You were also lucky that the stocks were all held electronically and with one broker. I haven’t even managed to get the executors close to that state yet. In fact 10 months after probate we still don’t have all share certificates in hand, let alone be in a position to then transfer all to a broker.

So I stand by what I said, if anyone is getting older and holding stocks in the old paper format you’ll do your executors and beneficiaries a great favour if you at least ensure they are all held electronically.

You should also consider what portion of your estate you wish to remain in higher risk assets as you get older and the fact that they could drop in value AFTER IHT has been paid on them. If you do hold stocks you need to consider that there will be a longish period when no one can sell them, no matter what is happening in the market, until probate is granted.
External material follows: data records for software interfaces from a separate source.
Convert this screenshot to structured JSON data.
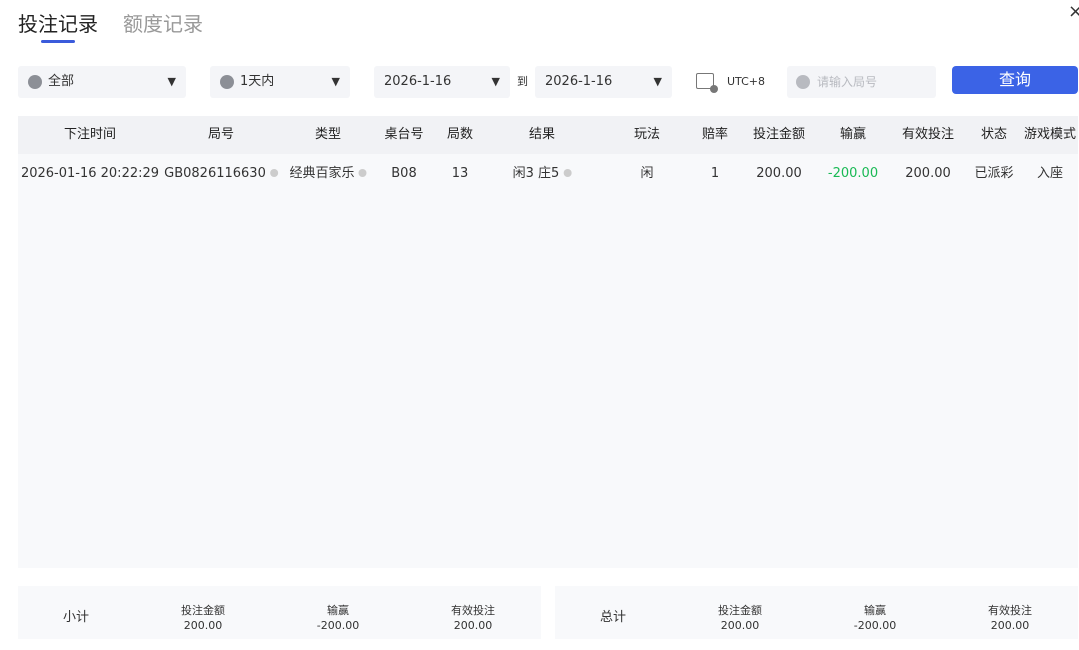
{
  "tabs": {
    "bet_records": "投注记录",
    "credit_records": "额度记录"
  },
  "close_glyph": "×",
  "filters": {
    "game_type": "全部",
    "time_range": "1天内",
    "date_from": "2026-1-16",
    "to_label": "到",
    "date_to": "2026-1-16",
    "timezone": "UTC+8",
    "round_placeholder": "请输入局号",
    "query_label": "查询",
    "caret": "▼"
  },
  "table": {
    "headers": [
      "下注时间",
      "局号",
      "类型",
      "桌台号",
      "局数",
      "结果",
      "玩法",
      "赔率",
      "投注金额",
      "输赢",
      "有效投注",
      "状态",
      "游戏模式"
    ],
    "rows": [
      {
        "time": "2026-01-16 20:22:29",
        "round_id": "GB0826116630",
        "type": "经典百家乐",
        "table_no": "B08",
        "round_count": "13",
        "result": "闲3 庄5",
        "play": "闲",
        "odds": "1",
        "bet_amount": "200.00",
        "win_loss": "-200.00",
        "valid_bet": "200.00",
        "status": "已派彩",
        "mode": "入座"
      }
    ]
  },
  "subtotal": {
    "label": "小计",
    "bet_label": "投注金额",
    "bet": "200.00",
    "win_label": "输赢",
    "win": "-200.00",
    "valid_label": "有效投注",
    "valid": "200.00"
  },
  "total": {
    "label": "总计",
    "bet_label": "投注金额",
    "bet": "200.00",
    "win_label": "输赢",
    "win": "-200.00",
    "valid_label": "有效投注",
    "valid": "200.00"
  },
  "colors": {
    "accent": "#3b63e6",
    "loss": "#19b954"
  }
}
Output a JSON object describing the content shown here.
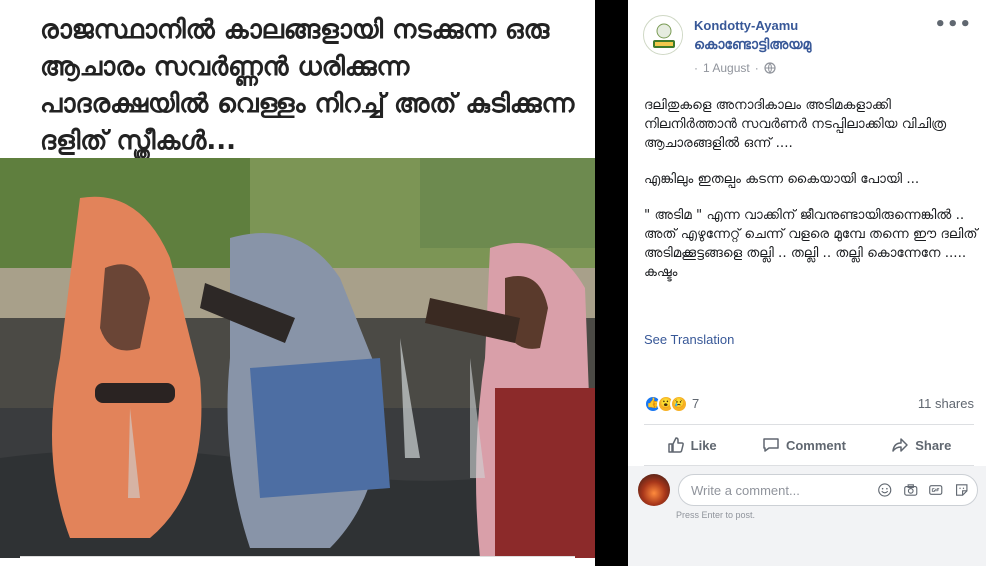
{
  "photo_panel": {
    "caption": "രാജസ്ഥാനിൽ കാലങ്ങളായി നടക്കുന്ന ഒരു ആചാരം സവർണ്ണൻ ധരിക്കുന്ന പാദരക്ഷയിൽ വെള്ളം നിറച്ച് അത് കുടിക്കുന്ന ദളിത് സ്ത്രീകൾ..."
  },
  "post": {
    "author_name": "Kondotty-Ayamu",
    "author_name_alt": "കൊണ്ടോട്ടിഅയമു",
    "date": "1 August",
    "privacy_icon": "globe-icon",
    "more_icon": "more-horizontal-icon",
    "body": {
      "p1": "ദലിതുകളെ അനാദികാലം അടിമകളാക്കി നിലനിർത്താൻ സവർണർ നടപ്പിലാക്കിയ വിചിത്ര ആചാരങ്ങളിൽ ഒന്ന് ....",
      "p2": "എങ്കിലും ഇതല്പം കടന്ന കൈയായി പോയി ...",
      "p3": "\" അടിമ \" എന്ന വാക്കിന് ജീവനുണ്ടായിരുന്നെങ്കിൽ .. അത് എഴുന്നേറ്റ് ചെന്ന് വളരെ മുമ്പേ തന്നെ ഈ ദലിത് അടിമക്കൂട്ടങ്ങളെ തല്ലി .. തല്ലി .. തല്ലി കൊന്നേനേ .....\nകഷ്ടം"
    },
    "see_translation": "See Translation",
    "reactions_count": "7",
    "shares": "11 shares",
    "actions": {
      "like": "Like",
      "comment": "Comment",
      "share": "Share"
    },
    "comment_placeholder": "Write a comment...",
    "press_enter": "Press Enter to post."
  },
  "colors": {
    "link_blue": "#385898",
    "like_blue": "#1877f2",
    "meta_gray": "#90949c",
    "action_gray": "#606770"
  }
}
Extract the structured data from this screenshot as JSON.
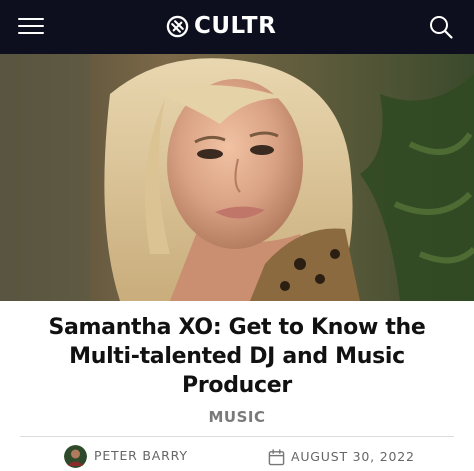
{
  "header": {
    "brand": "CULTR",
    "menu_icon": "hamburger-menu-icon",
    "brand_icon": "cultr-logo-icon",
    "search_icon": "search-icon",
    "background_color": "#0d0f1e"
  },
  "hero": {
    "image_description": "Portrait photo of a blonde woman"
  },
  "article": {
    "title": "Samantha XO: Get to Know the Multi-talented DJ and Music Producer",
    "category": "MUSIC",
    "author": "PETER BARRY",
    "date": "AUGUST 30, 2022",
    "date_icon": "calendar-icon"
  }
}
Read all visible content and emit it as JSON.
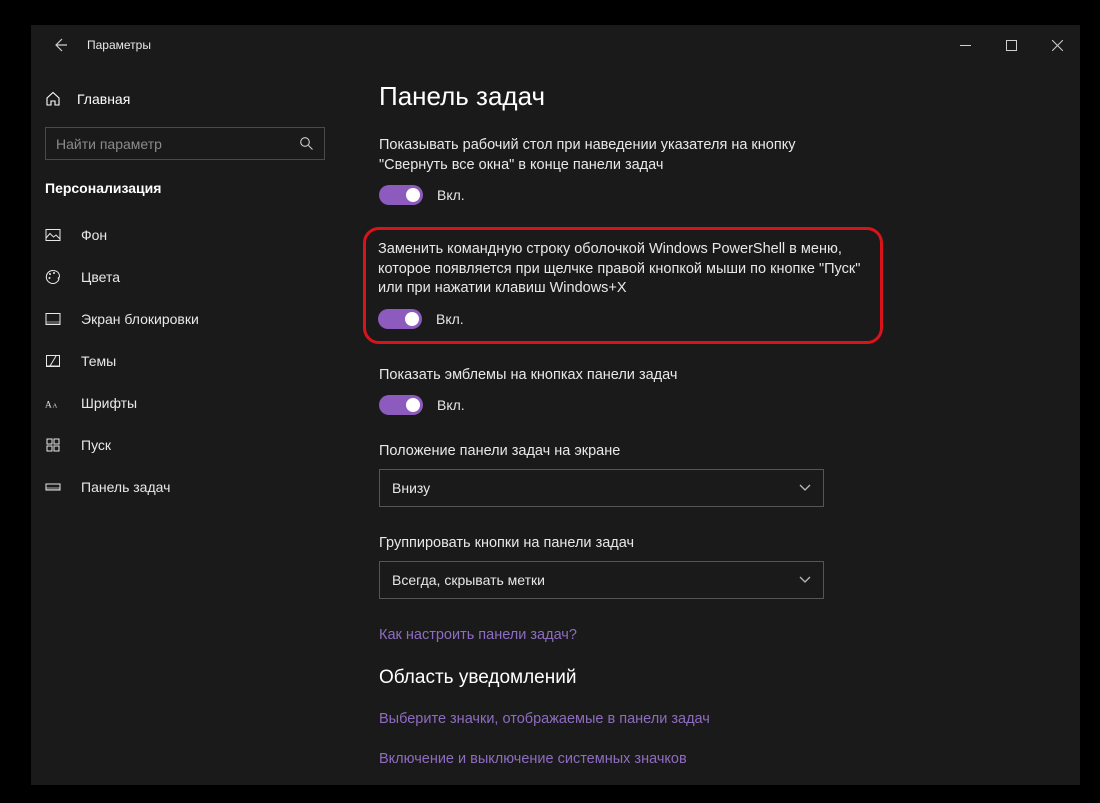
{
  "titlebar": {
    "title": "Параметры"
  },
  "sidebar": {
    "home": "Главная",
    "search_placeholder": "Найти параметр",
    "section": "Персонализация",
    "items": [
      {
        "label": "Фон"
      },
      {
        "label": "Цвета"
      },
      {
        "label": "Экран блокировки"
      },
      {
        "label": "Темы"
      },
      {
        "label": "Шрифты"
      },
      {
        "label": "Пуск"
      },
      {
        "label": "Панель задач"
      }
    ]
  },
  "page": {
    "title": "Панель задач",
    "setting1": {
      "text": "Показывать рабочий стол при наведении указателя на кнопку \"Свернуть все окна\" в конце панели задач",
      "state": "Вкл."
    },
    "setting2": {
      "text": "Заменить командную строку оболочкой Windows PowerShell в меню, которое появляется при щелчке правой кнопкой мыши по кнопке \"Пуск\" или при нажатии клавиш Windows+X",
      "state": "Вкл."
    },
    "setting3": {
      "text": "Показать эмблемы на кнопках панели задач",
      "state": "Вкл."
    },
    "position": {
      "label": "Положение панели задач на экране",
      "value": "Внизу"
    },
    "grouping": {
      "label": "Группировать кнопки на панели задач",
      "value": "Всегда, скрывать метки"
    },
    "link1": "Как настроить панели задач?",
    "area_header": "Область уведомлений",
    "link2": "Выберите значки, отображаемые в панели задач",
    "link3": "Включение и выключение системных значков"
  }
}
But thats not Swampie said. He was lying if that was the source of his info. It was a very idiotic thing to say as it didn’t have a shred of credibility.
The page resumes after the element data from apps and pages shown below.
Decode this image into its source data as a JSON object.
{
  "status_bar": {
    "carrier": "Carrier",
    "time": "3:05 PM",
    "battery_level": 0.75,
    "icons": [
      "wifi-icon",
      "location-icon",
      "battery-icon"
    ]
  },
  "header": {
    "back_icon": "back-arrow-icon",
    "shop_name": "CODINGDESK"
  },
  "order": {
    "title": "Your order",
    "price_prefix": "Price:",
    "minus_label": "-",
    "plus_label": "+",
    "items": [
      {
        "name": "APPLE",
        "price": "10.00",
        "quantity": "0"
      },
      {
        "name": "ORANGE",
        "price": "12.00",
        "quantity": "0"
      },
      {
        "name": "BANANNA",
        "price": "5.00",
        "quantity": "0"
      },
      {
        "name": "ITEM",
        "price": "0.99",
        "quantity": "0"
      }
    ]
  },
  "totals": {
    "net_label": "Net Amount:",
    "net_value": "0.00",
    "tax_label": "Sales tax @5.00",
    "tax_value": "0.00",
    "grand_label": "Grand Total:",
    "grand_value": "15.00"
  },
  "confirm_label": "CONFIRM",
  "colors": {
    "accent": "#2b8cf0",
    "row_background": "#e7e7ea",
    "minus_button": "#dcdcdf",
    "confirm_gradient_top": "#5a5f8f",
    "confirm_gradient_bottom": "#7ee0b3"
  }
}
Now that I totally agree with. It does seem that in your case this is the main stumbling block.

The issue of the level of risk is subjective and personal, and this is totally different to holding a large and diverse Portfolio. In the current housng environment, holding a portfiolio of properties, rather than having the funds in shares, might be considered considerably more risky when considering what your Beneficiaries might get, although in the case of proprty one can obtain a refund of IHT if the property sells for less than the Probate value. The drop in value after the Probate values have been determined only means that the inheritance is smaller than expected, which is annoying, but not really a problem. One should be grateful that one gets anything at all, since it could have been the case that the person who died might have blown everything on loose women and fast cars, or in incoming administration might have decided that it was immoral to pass anything on to the next generation and imposed a 95% wealth tax!
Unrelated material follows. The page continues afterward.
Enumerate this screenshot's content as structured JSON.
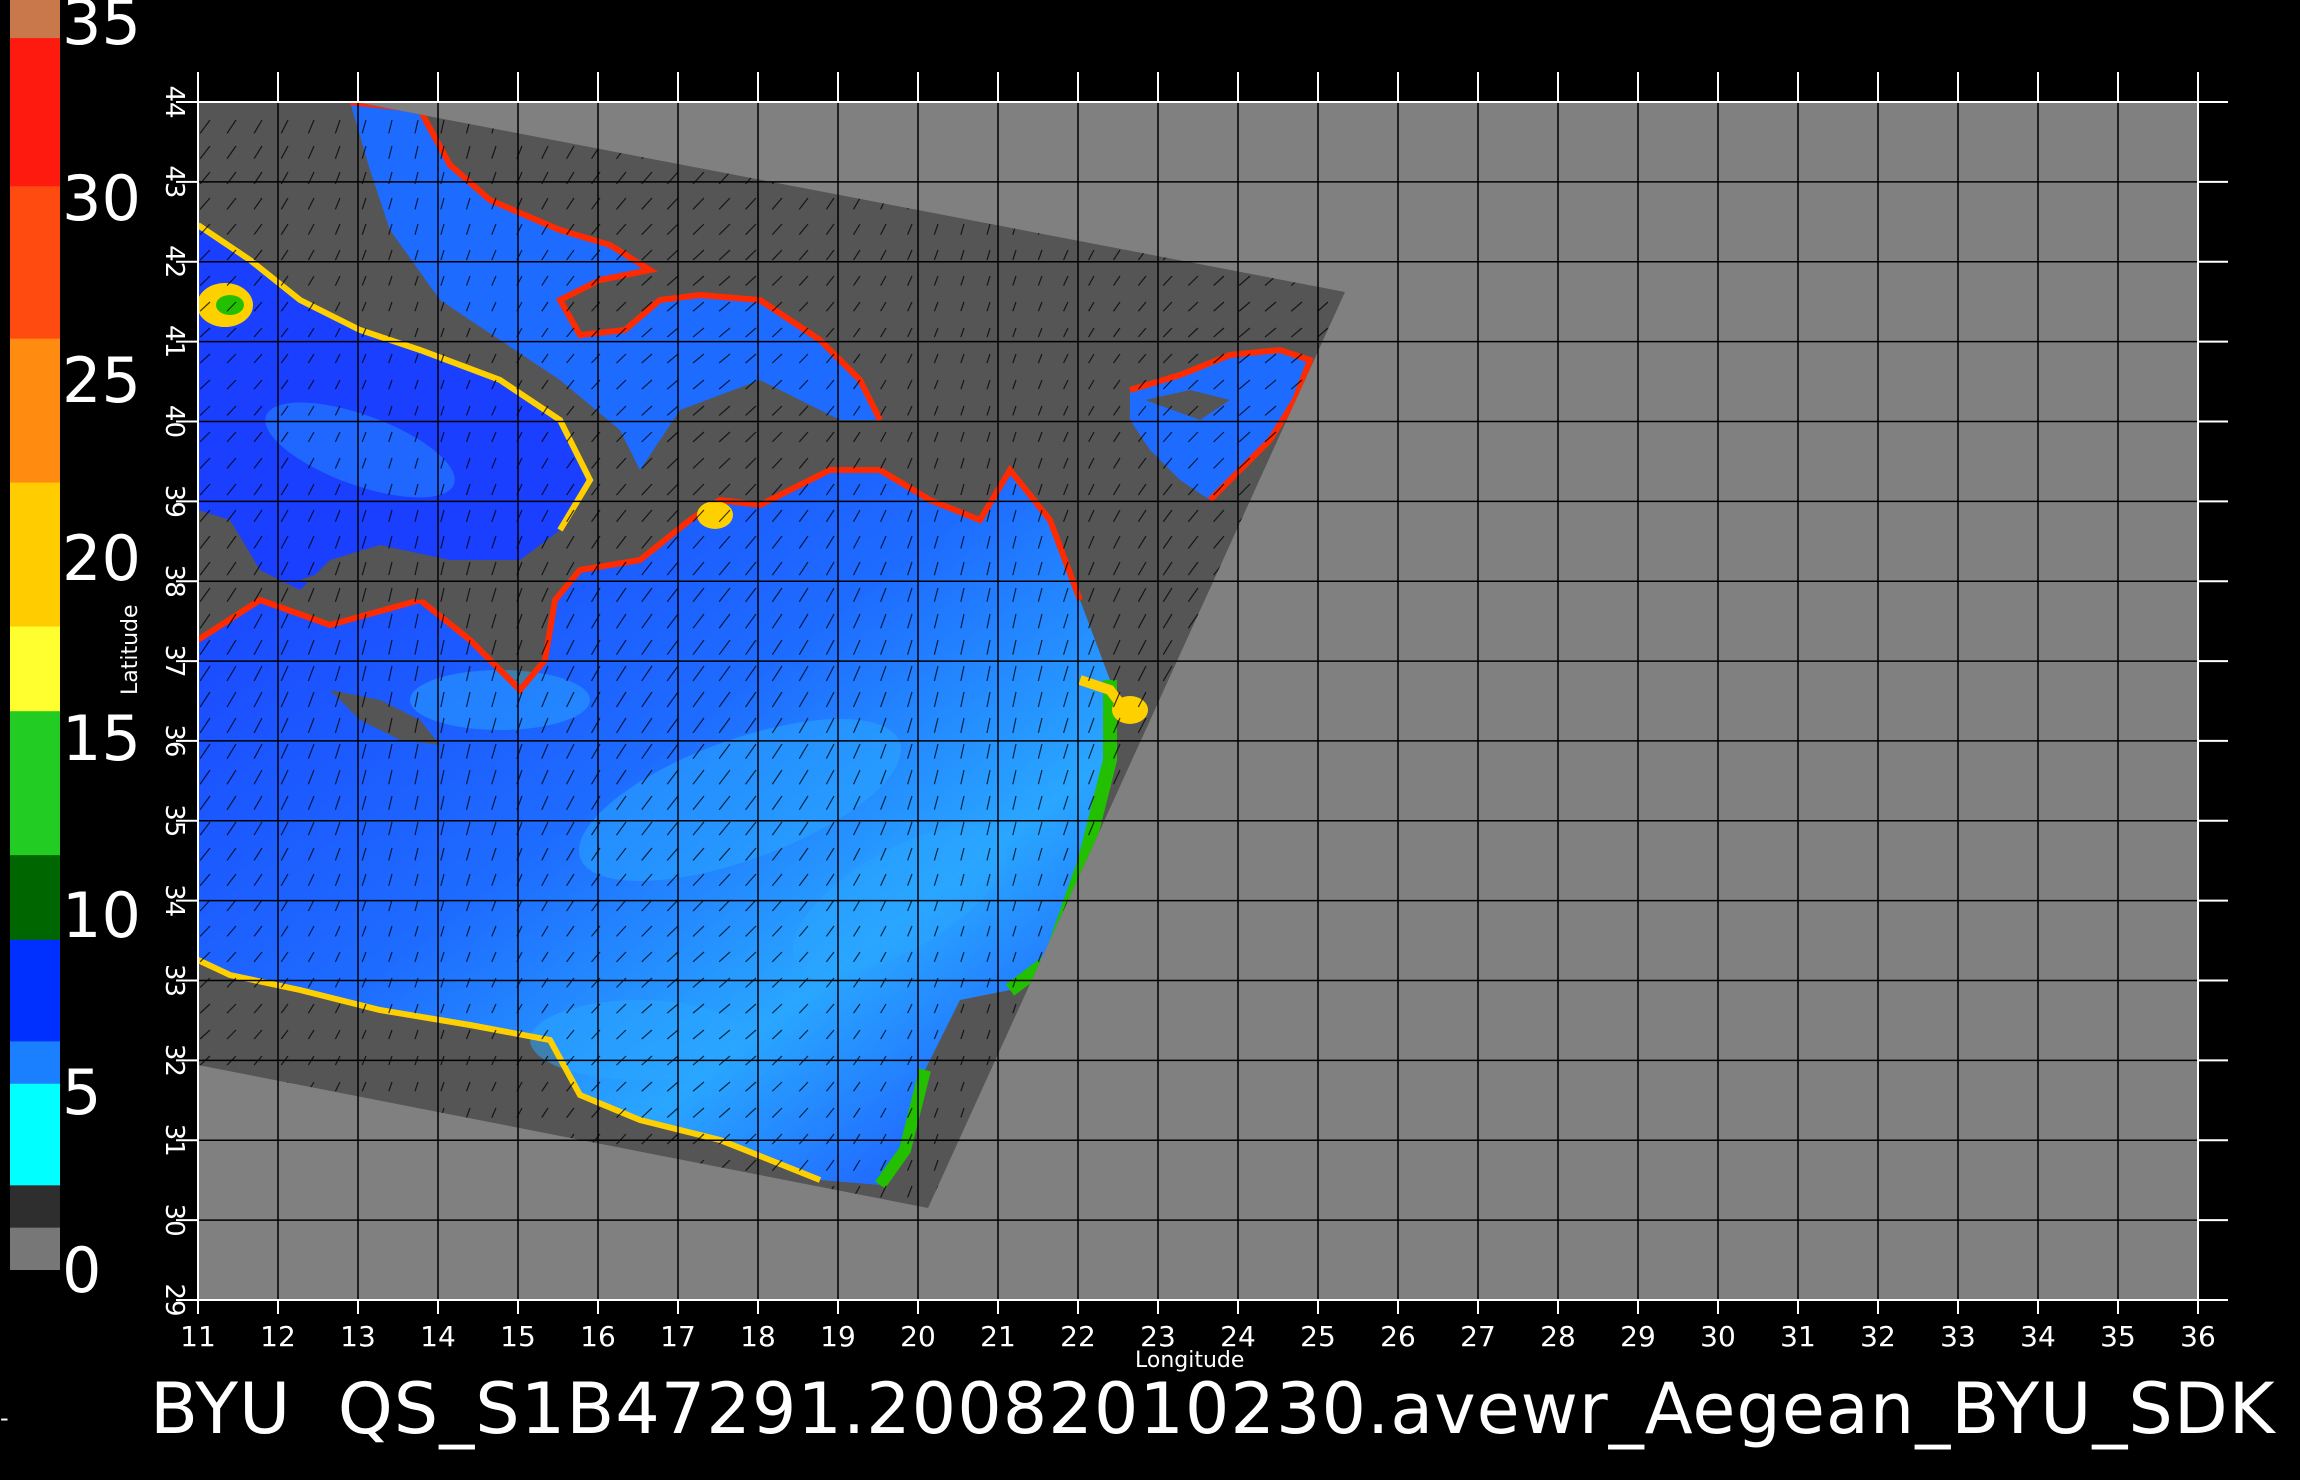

In our case I monitored the Estate Portfolio, and made recommendations on what to dispose of and when (to realise funds to pay Estate expenses including IHT). These recommendations involved assessing the CGT implications and optimising the activities to take advantage of the Estate CGT allowance. The biggest headache was the dividend and interest income that was generated, and trying to get the relevant transfers/payments made in the “correct” tax year for each Beneficiary, since this income was only deemed to have been received by the Beneficiary when the distribution was made, not when the actual dividend or interest was paid.

I was in the fortunate position of being able to manipulate my wife’s other income to ensure that she was not pushed into a higher tax bracket when the distribution was made. I could only warn the other Beneficiaries of the extra income that had to be accounted for and that they should scrutinise their own tax affairs accordingly.


I should have made the extra statement, that in our case the dividend income was received under the old tax arrangements. The current separation of incomes into different categories and the very small allownace on dividends before an extra tax is payable makes the situation worse. The longer it takes to get a distribution made the larger the dividend income becomes, and there is no way to avoid this, so an extra tax bill is almost inevitable for the Beneficiary once the distribution is made.

This would be amplified if the person who died had arranged for the Portfolio to be highly income generative, and then amplified again if it took a long time to settle the Estate.


One lesson from all this is when selecting executors is to choose people with appropriate knowledge and experience for the tasks involved. There should be no need for elderly people to disinvest for so long as they are able to manage their investments. When that becomes too taxing then moving investments into investment or unit trusts should be reasonably safe (Woodford notwithstanding!) and allow the invested amount to keep growing.


Frog in a tree